Cambodia Temple Guide
Angkor Thom Temple
Angkor Thom Temple located in present day Cambodia, was the last and most enduring capital city of the Khmer empire. It was established in the late twelfth century by king Jayavarman VII. It covers an area of 9 km², within which are located several monuments from earlier eras as well as those established by Jayavarman and his successors. At the centre of the city is Jayavarman's state temple, the Bayon, with the other major sites clustered around the Victory Square immediately to the north.
Angkor Thom was established as the capital of Jayavarman VII's empire, and was the centre of his massive building programme. One inscription found in the city refers to Jayavarman as the groom and the city as his bride. (Higham, 121)
Angkor Thom seems not to be the first Khmer capital on the site, however. Yasodharapura, dating from three centuries earlier, was centred slightly further northwest, and Angkor Thom overlapped parts of it. The most notable earlier temples within the city are the former state temple of Baphuon, and Phimeanakas, which was incorporated into the Royal Palace. The Khmers did not draw any clear distinctions between Angkor Thom and Yashodharapura: even in the fourteenth century an inscription used the earlier name. (Higham 138) The name of Angkor Thom — great city — was in use from the 16th century.
Faces on Prasat Bayon
The last temple known to have been constructed in Angkor Thom was Mangalartha, which was dedicated in 1295. Thereafter the existing structures continued to be modified from time to time, but any new creations were in perishable materials and have not survived. In the following centuries Angkor Thom remained the capital of a kingdom in decline until it was abandoned some time prior to 1609, when an early western visitor wrote of an uninhabited city, "as fantastic as the Atlantis of Plato" which some thought to have been built by the Roman emperor Trajan. (Higham 140) It is believed to have sustained a population of 80,000-150,000 people.
Angkor Thom Style
Angkor Thom is in the Bayon style. This manifests itself in the large scale of the construction, in the widespread use of laterite, in the face-towers at each of the entrances to the city and in the naga-carrying giant figures which accompany each of the towers.

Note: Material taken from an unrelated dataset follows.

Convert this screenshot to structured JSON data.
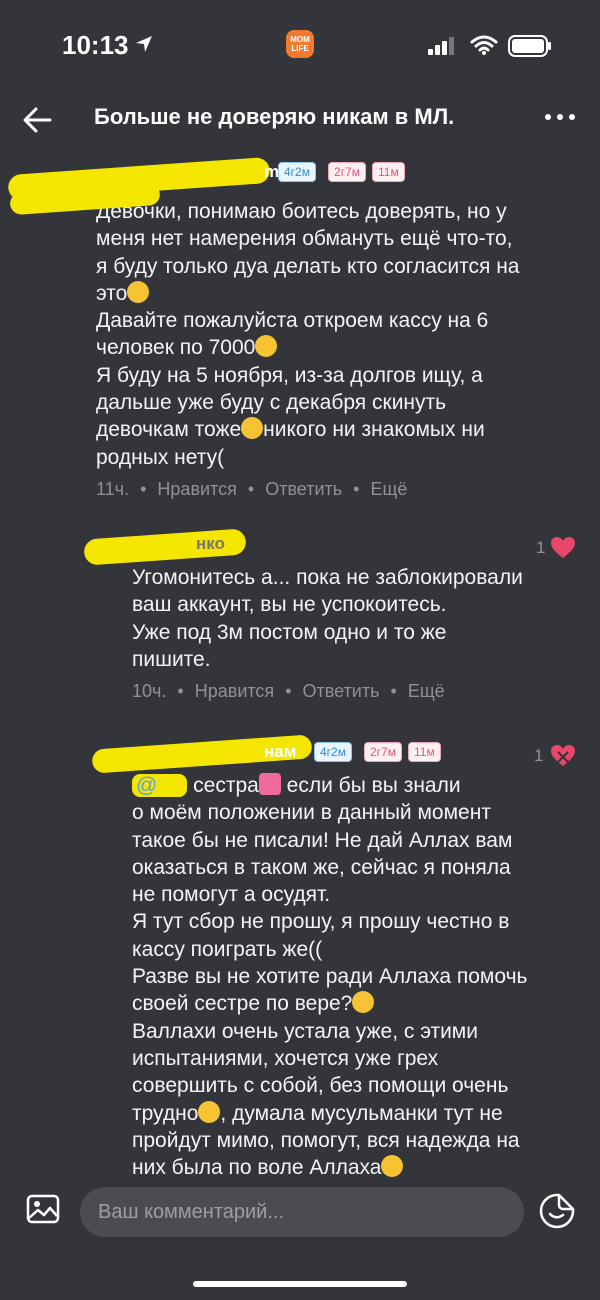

The city lies on the right bank of the Siem Reap River, a tributary of Tonle Sap, about a quarter of a mile from the river. The south gate of Angkor Thom is 7.2 km north of Siem Reap, and 1.7 km north of the entrance to Angkor Wat. The walls, 8 m high and flanked by a moat, are each 3 km long, enclosing an area of 9 km². The walls are of laterite buttressed by earth, with a parapet on the top. There are gates at each of the cardinal points, from which roads lead to the Bayon at the centre of the city. As the Bayon itself has no wall or moat of its own, those of the city are interpreted by archaeologists as representing the mountains and oceans surrounding the Bayon's Mount Meru. (Glaize 81). Another gate — the Victory Gate — is 500 m north of the east gate; the Victory Way runs parallel to the east road to the Victory Square and the Royal Palace north of the Bayon.
Angkor Thom in popular culture
Lara Croft: Tomb Raider features several characters visiting Angkor Thom during their trip to Cambodia to recover the first piece of the Triangle of Light. In The Judas Strain (A novel by James Rollins): The characters are on a journey to find a cure for a plague, and are following in the steps of Marco Polo. In The Golden Pagans (A novel by Peter Bourne c.1956): The main characters are sent to Arabia during the crusades, captured and forced into servitude by the Khmers. They build a portion of what becomes known as Angkor Thom. In Patlabor the Movie 2, the opening scene appears to be based on the Angkor Thom, as said by Hayao Miyazaki in an interview with Animage magazine on October 1993. In Civilization IV: Beyond the Sword, Angkor Thom is the third city to build in Khmer Empire after Yasodharapura and Hariharalaya. In Eternal Darkness: Sanity's Requiem, Angkor Thom is the region where a Cambodian temple is located, housing the Ancient Mantorok.